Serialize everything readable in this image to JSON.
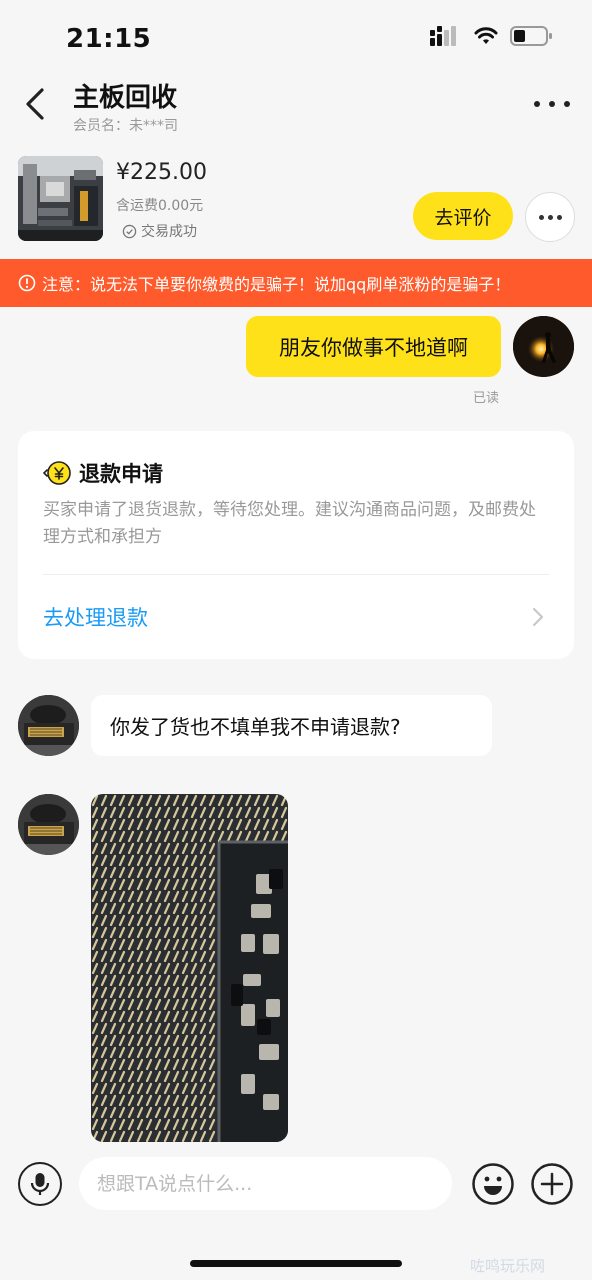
{
  "status_bar": {
    "time": "21:15",
    "icons": [
      "signal-icon",
      "wifi-icon",
      "battery-icon"
    ]
  },
  "header": {
    "title": "主板回收",
    "subtitle": "会员名：未***司",
    "back_icon": "chevron-left-icon",
    "more_icon": "more-horizontal-icon"
  },
  "product": {
    "price": "¥225.00",
    "shipping": "含运费0.00元",
    "status": "交易成功",
    "review_button": "去评价"
  },
  "warning": {
    "text": "注意：说无法下单要你缴费的是骗子！说加qq刷单涨粉的是骗子！",
    "color": "#ff5a2b"
  },
  "messages": {
    "my_message": "朋友你做事不地道啊",
    "read_status": "已读",
    "other_message": "你发了货也不填单我不申请退款?"
  },
  "refund_card": {
    "title": "退款申请",
    "description": "买家申请了退货退款，等待您处理。建议沟通商品问题，及邮费处理方式和承担方",
    "action": "去处理退款",
    "link_color": "#1a9bf5"
  },
  "input_bar": {
    "placeholder": "想跟TA说点什么...",
    "icons": [
      "microphone-icon",
      "emoji-icon",
      "plus-icon"
    ]
  },
  "watermark": "咗鸣玩乐网",
  "colors": {
    "accent": "#ffe11a",
    "background": "#f6f6f6"
  }
}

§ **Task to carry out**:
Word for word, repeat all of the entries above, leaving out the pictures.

§ **Reply to the exercise**:
Serialize everything readable in this image to JSON.
{
  "status_bar": {
    "time": "21:15",
    "icons": [
      "signal-icon",
      "wifi-icon",
      "battery-icon"
    ]
  },
  "header": {
    "title": "主板回收",
    "subtitle": "会员名：未***司",
    "back_icon": "chevron-left-icon",
    "more_icon": "more-horizontal-icon"
  },
  "product": {
    "price": "¥225.00",
    "shipping": "含运费0.00元",
    "status": "交易成功",
    "review_button": "去评价"
  },
  "warning": {
    "text": "注意：说无法下单要你缴费的是骗子！说加qq刷单涨粉的是骗子！",
    "color": "#ff5a2b"
  },
  "messages": {
    "my_message": "朋友你做事不地道啊",
    "read_status": "已读",
    "other_message": "你发了货也不填单我不申请退款?"
  },
  "refund_card": {
    "title": "退款申请",
    "description": "买家申请了退货退款，等待您处理。建议沟通商品问题，及邮费处理方式和承担方",
    "action": "去处理退款",
    "link_color": "#1a9bf5"
  },
  "input_bar": {
    "placeholder": "想跟TA说点什么...",
    "icons": [
      "microphone-icon",
      "emoji-icon",
      "plus-icon"
    ]
  },
  "watermark": "咗鸣玩乐网",
  "colors": {
    "accent": "#ffe11a",
    "background": "#f6f6f6"
  }
}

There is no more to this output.